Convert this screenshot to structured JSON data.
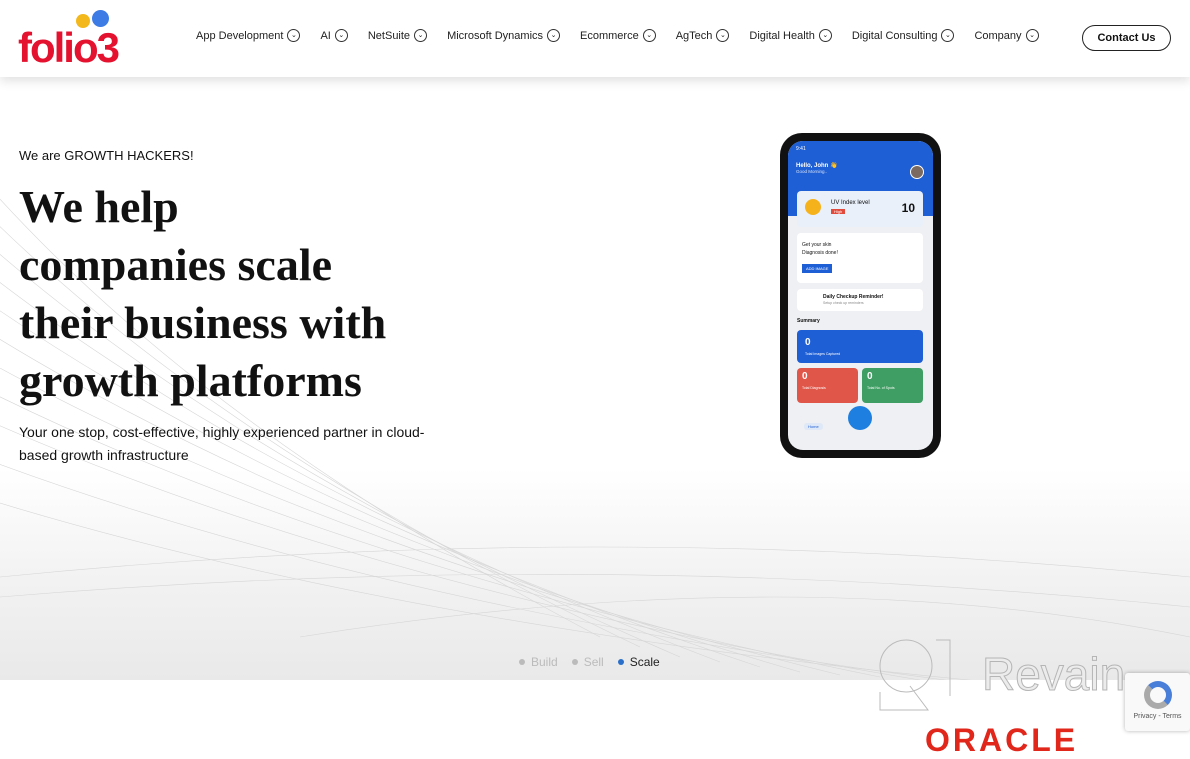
{
  "header": {
    "logo_text": "folio3",
    "nav": [
      {
        "label": "App Development"
      },
      {
        "label": "AI"
      },
      {
        "label": "NetSuite"
      },
      {
        "label": "Microsoft Dynamics"
      },
      {
        "label": "Ecommerce"
      },
      {
        "label": "AgTech"
      },
      {
        "label": "Digital Health"
      },
      {
        "label": "Digital Consulting"
      },
      {
        "label": "Company"
      }
    ],
    "contact_label": "Contact Us"
  },
  "hero": {
    "eyebrow": "We are GROWTH HACKERS!",
    "title_lines": [
      "We help",
      "companies scale",
      "their business with",
      "growth platforms"
    ],
    "subtitle": "Your one stop, cost-effective, highly experienced partner in cloud-based growth infrastructure",
    "steps": [
      {
        "label": "Build",
        "active": false
      },
      {
        "label": "Sell",
        "active": false
      },
      {
        "label": "Scale",
        "active": true
      }
    ]
  },
  "phone": {
    "time": "9:41",
    "greeting": "Hello, John 👋",
    "greeting_sub": "Good Morning..",
    "uv_label": "UV Index level",
    "uv_badge": "High",
    "uv_value": "10",
    "skin_text": "Get your skin Diagnosis done!",
    "add_image": "ADD IMAGE",
    "reminder_title": "Daily Checkup Reminder!",
    "reminder_sub": "Setup check up reminders",
    "summary": "Summary",
    "images_value": "0",
    "images_label": "Total Images Captured",
    "diag_value": "0",
    "diag_label": "Total Diagnosis",
    "spots_value": "0",
    "spots_label": "Total No. of Spots",
    "home": "Home"
  },
  "watermark": "Revain",
  "recaptcha": "Privacy - Terms",
  "partner_logo": "ORACLE",
  "colors": {
    "brand_red": "#e4112f",
    "accent_blue": "#2a6fc9",
    "phone_blue": "#1f5fd6"
  }
}
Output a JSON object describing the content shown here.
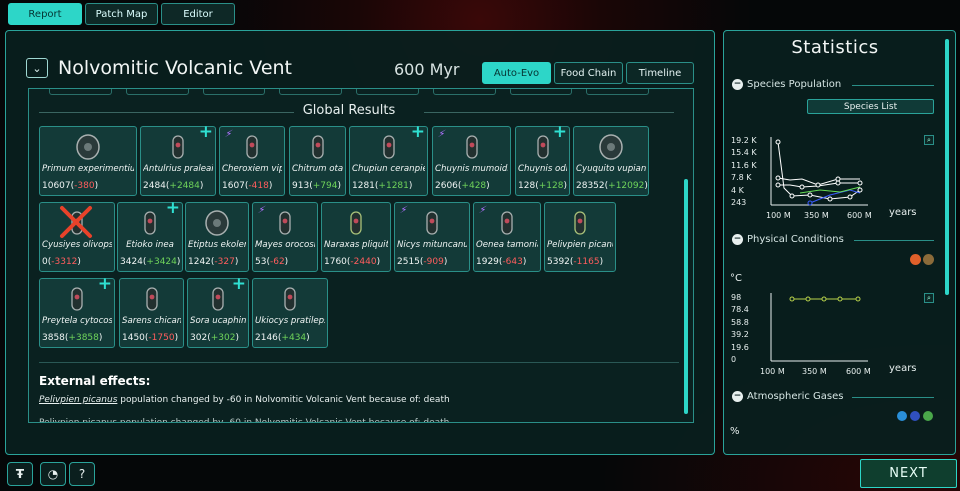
{
  "top_tabs": [
    {
      "label": "Report",
      "active": true
    },
    {
      "label": "Patch Map",
      "active": false
    },
    {
      "label": "Editor",
      "active": false
    }
  ],
  "report": {
    "patch_name": "Nolvomitic Volcanic Vent",
    "time": "600 Myr",
    "sub_tabs": [
      {
        "label": "Auto-Evo",
        "active": true
      },
      {
        "label": "Food Chain",
        "active": false
      },
      {
        "label": "Timeline",
        "active": false
      }
    ],
    "global_results_title": "Global Results",
    "species": [
      {
        "name": "Primum experimentium",
        "pop": "10607",
        "change": "-380",
        "badge": ""
      },
      {
        "name": "Antulrius praleais",
        "pop": "2484",
        "change": "+2484",
        "badge": "new"
      },
      {
        "name": "Cheroxiem viperen",
        "pop": "1607",
        "change": "-418",
        "badge": "bolt"
      },
      {
        "name": "Chitrum otax",
        "pop": "913",
        "change": "+794",
        "badge": ""
      },
      {
        "name": "Chupiun ceranpien",
        "pop": "1281",
        "change": "+1281",
        "badge": "new"
      },
      {
        "name": "Chuynis mumoidia",
        "pop": "2606",
        "change": "+428",
        "badge": "bolt"
      },
      {
        "name": "Chuynis odix",
        "pop": "128",
        "change": "+128",
        "badge": "new"
      },
      {
        "name": "Cyuquito vupian",
        "pop": "28352",
        "change": "+12092",
        "badge": ""
      },
      {
        "name": "Cyusiyes olivopsis",
        "pop": "0",
        "change": "-3312",
        "badge": "extinct"
      },
      {
        "name": "Etioko inea",
        "pop": "3424",
        "change": "+3424",
        "badge": "new"
      },
      {
        "name": "Etiptus ekolera",
        "pop": "1242",
        "change": "-327",
        "badge": ""
      },
      {
        "name": "Mayes orocosia",
        "pop": "53",
        "change": "-62",
        "badge": "bolt"
      },
      {
        "name": "Naraxas pliquito",
        "pop": "1760",
        "change": "-2440",
        "badge": ""
      },
      {
        "name": "Nicys mituncanus",
        "pop": "2515",
        "change": "-909",
        "badge": "bolt"
      },
      {
        "name": "Oenea tamonia",
        "pop": "1929",
        "change": "-643",
        "badge": "bolt"
      },
      {
        "name": "Pelivpien picanus",
        "pop": "5392",
        "change": "-1165",
        "badge": ""
      },
      {
        "name": "Preytela cytocosia",
        "pop": "3858",
        "change": "+3858",
        "badge": "new"
      },
      {
        "name": "Sarens chicanus",
        "pop": "1450",
        "change": "-1750",
        "badge": ""
      },
      {
        "name": "Sora ucaphin",
        "pop": "302",
        "change": "+302",
        "badge": "new"
      },
      {
        "name": "Ukiocys pratilepsis",
        "pop": "2146",
        "change": "+434",
        "badge": ""
      }
    ],
    "external_effects_title": "External effects:",
    "external_effects": [
      {
        "species": "Pelivpien picanus",
        "text": " population changed by -60 in Nolvomitic Volcanic Vent because of: death"
      }
    ]
  },
  "statistics": {
    "title": "Statistics",
    "species_population": {
      "heading": "Species Population",
      "button": "Species List",
      "y_ticks": [
        "19.2 K",
        "15.4 K",
        "11.6 K",
        "7.8 K",
        "4 K",
        "243"
      ],
      "x_ticks": [
        "100 M",
        "350 M",
        "600 M"
      ],
      "x_unit": "years"
    },
    "physical_conditions": {
      "heading": "Physical Conditions",
      "unit": "°C",
      "y_ticks": [
        "98",
        "78.4",
        "58.8",
        "39.2",
        "19.6",
        "0"
      ],
      "x_ticks": [
        "100 M",
        "350 M",
        "600 M"
      ],
      "x_unit": "years"
    },
    "atmospheric_gases": {
      "heading": "Atmospheric Gases",
      "unit": "%"
    }
  },
  "bottom": {
    "next_label": "NEXT",
    "help_label": "?"
  },
  "colors": {
    "accent": "#2dd6c8",
    "negative": "#ff5d5d",
    "positive": "#6fd35a",
    "panel": "#091f1e"
  }
}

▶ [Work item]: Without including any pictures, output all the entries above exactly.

▶ [Written solution]:
Convert this screenshot to structured JSON data.
{
  "header": {
    "logo_text": "folio3",
    "nav": [
      {
        "label": "App Development"
      },
      {
        "label": "AI"
      },
      {
        "label": "NetSuite"
      },
      {
        "label": "Microsoft Dynamics"
      },
      {
        "label": "Ecommerce"
      },
      {
        "label": "AgTech"
      },
      {
        "label": "Digital Health"
      },
      {
        "label": "Digital Consulting"
      },
      {
        "label": "Company"
      }
    ],
    "contact_label": "Contact Us"
  },
  "hero": {
    "eyebrow": "We are GROWTH HACKERS!",
    "title_lines": [
      "We help",
      "companies scale",
      "their business with",
      "growth platforms"
    ],
    "subtitle": "Your one stop, cost-effective, highly experienced partner in cloud-based growth infrastructure",
    "steps": [
      {
        "label": "Build",
        "active": false
      },
      {
        "label": "Sell",
        "active": false
      },
      {
        "label": "Scale",
        "active": true
      }
    ]
  },
  "phone": {
    "time": "9:41",
    "greeting": "Hello, John 👋",
    "greeting_sub": "Good Morning..",
    "uv_label": "UV Index level",
    "uv_badge": "High",
    "uv_value": "10",
    "skin_text": "Get your skin Diagnosis done!",
    "add_image": "ADD IMAGE",
    "reminder_title": "Daily Checkup Reminder!",
    "reminder_sub": "Setup check up reminders",
    "summary": "Summary",
    "images_value": "0",
    "images_label": "Total Images Captured",
    "diag_value": "0",
    "diag_label": "Total Diagnosis",
    "spots_value": "0",
    "spots_label": "Total No. of Spots",
    "home": "Home"
  },
  "watermark": "Revain",
  "recaptcha": "Privacy - Terms",
  "partner_logo": "ORACLE",
  "colors": {
    "brand_red": "#e4112f",
    "accent_blue": "#2a6fc9",
    "phone_blue": "#1f5fd6"
  }
}
Output a JSON object describing the content shown here.
{
  "top_tabs": [
    {
      "label": "Report",
      "active": true
    },
    {
      "label": "Patch Map",
      "active": false
    },
    {
      "label": "Editor",
      "active": false
    }
  ],
  "report": {
    "patch_name": "Nolvomitic Volcanic Vent",
    "time": "600 Myr",
    "sub_tabs": [
      {
        "label": "Auto-Evo",
        "active": true
      },
      {
        "label": "Food Chain",
        "active": false
      },
      {
        "label": "Timeline",
        "active": false
      }
    ],
    "global_results_title": "Global Results",
    "species": [
      {
        "name": "Primum experimentium",
        "pop": "10607",
        "change": "-380",
        "badge": ""
      },
      {
        "name": "Antulrius praleais",
        "pop": "2484",
        "change": "+2484",
        "badge": "new"
      },
      {
        "name": "Cheroxiem viperen",
        "pop": "1607",
        "change": "-418",
        "badge": "bolt"
      },
      {
        "name": "Chitrum otax",
        "pop": "913",
        "change": "+794",
        "badge": ""
      },
      {
        "name": "Chupiun ceranpien",
        "pop": "1281",
        "change": "+1281",
        "badge": "new"
      },
      {
        "name": "Chuynis mumoidia",
        "pop": "2606",
        "change": "+428",
        "badge": "bolt"
      },
      {
        "name": "Chuynis odix",
        "pop": "128",
        "change": "+128",
        "badge": "new"
      },
      {
        "name": "Cyuquito vupian",
        "pop": "28352",
        "change": "+12092",
        "badge": ""
      },
      {
        "name": "Cyusiyes olivopsis",
        "pop": "0",
        "change": "-3312",
        "badge": "extinct"
      },
      {
        "name": "Etioko inea",
        "pop": "3424",
        "change": "+3424",
        "badge": "new"
      },
      {
        "name": "Etiptus ekolera",
        "pop": "1242",
        "change": "-327",
        "badge": ""
      },
      {
        "name": "Mayes orocosia",
        "pop": "53",
        "change": "-62",
        "badge": "bolt"
      },
      {
        "name": "Naraxas pliquito",
        "pop": "1760",
        "change": "-2440",
        "badge": ""
      },
      {
        "name": "Nicys mituncanus",
        "pop": "2515",
        "change": "-909",
        "badge": "bolt"
      },
      {
        "name": "Oenea tamonia",
        "pop": "1929",
        "change": "-643",
        "badge": "bolt"
      },
      {
        "name": "Pelivpien picanus",
        "pop": "5392",
        "change": "-1165",
        "badge": ""
      },
      {
        "name": "Preytela cytocosia",
        "pop": "3858",
        "change": "+3858",
        "badge": "new"
      },
      {
        "name": "Sarens chicanus",
        "pop": "1450",
        "change": "-1750",
        "badge": ""
      },
      {
        "name": "Sora ucaphin",
        "pop": "302",
        "change": "+302",
        "badge": "new"
      },
      {
        "name": "Ukiocys pratilepsis",
        "pop": "2146",
        "change": "+434",
        "badge": ""
      }
    ],
    "external_effects_title": "External effects:",
    "external_effects": [
      {
        "species": "Pelivpien picanus",
        "text": " population changed by -60 in Nolvomitic Volcanic Vent because of: death"
      }
    ]
  },
  "statistics": {
    "title": "Statistics",
    "species_population": {
      "heading": "Species Population",
      "button": "Species List",
      "y_ticks": [
        "19.2 K",
        "15.4 K",
        "11.6 K",
        "7.8 K",
        "4 K",
        "243"
      ],
      "x_ticks": [
        "100 M",
        "350 M",
        "600 M"
      ],
      "x_unit": "years"
    },
    "physical_conditions": {
      "heading": "Physical Conditions",
      "unit": "°C",
      "y_ticks": [
        "98",
        "78.4",
        "58.8",
        "39.2",
        "19.6",
        "0"
      ],
      "x_ticks": [
        "100 M",
        "350 M",
        "600 M"
      ],
      "x_unit": "years"
    },
    "atmospheric_gases": {
      "heading": "Atmospheric Gases",
      "unit": "%"
    }
  },
  "bottom": {
    "next_label": "NEXT",
    "help_label": "?"
  },
  "colors": {
    "accent": "#2dd6c8",
    "negative": "#ff5d5d",
    "positive": "#6fd35a",
    "panel": "#091f1e"
  }
}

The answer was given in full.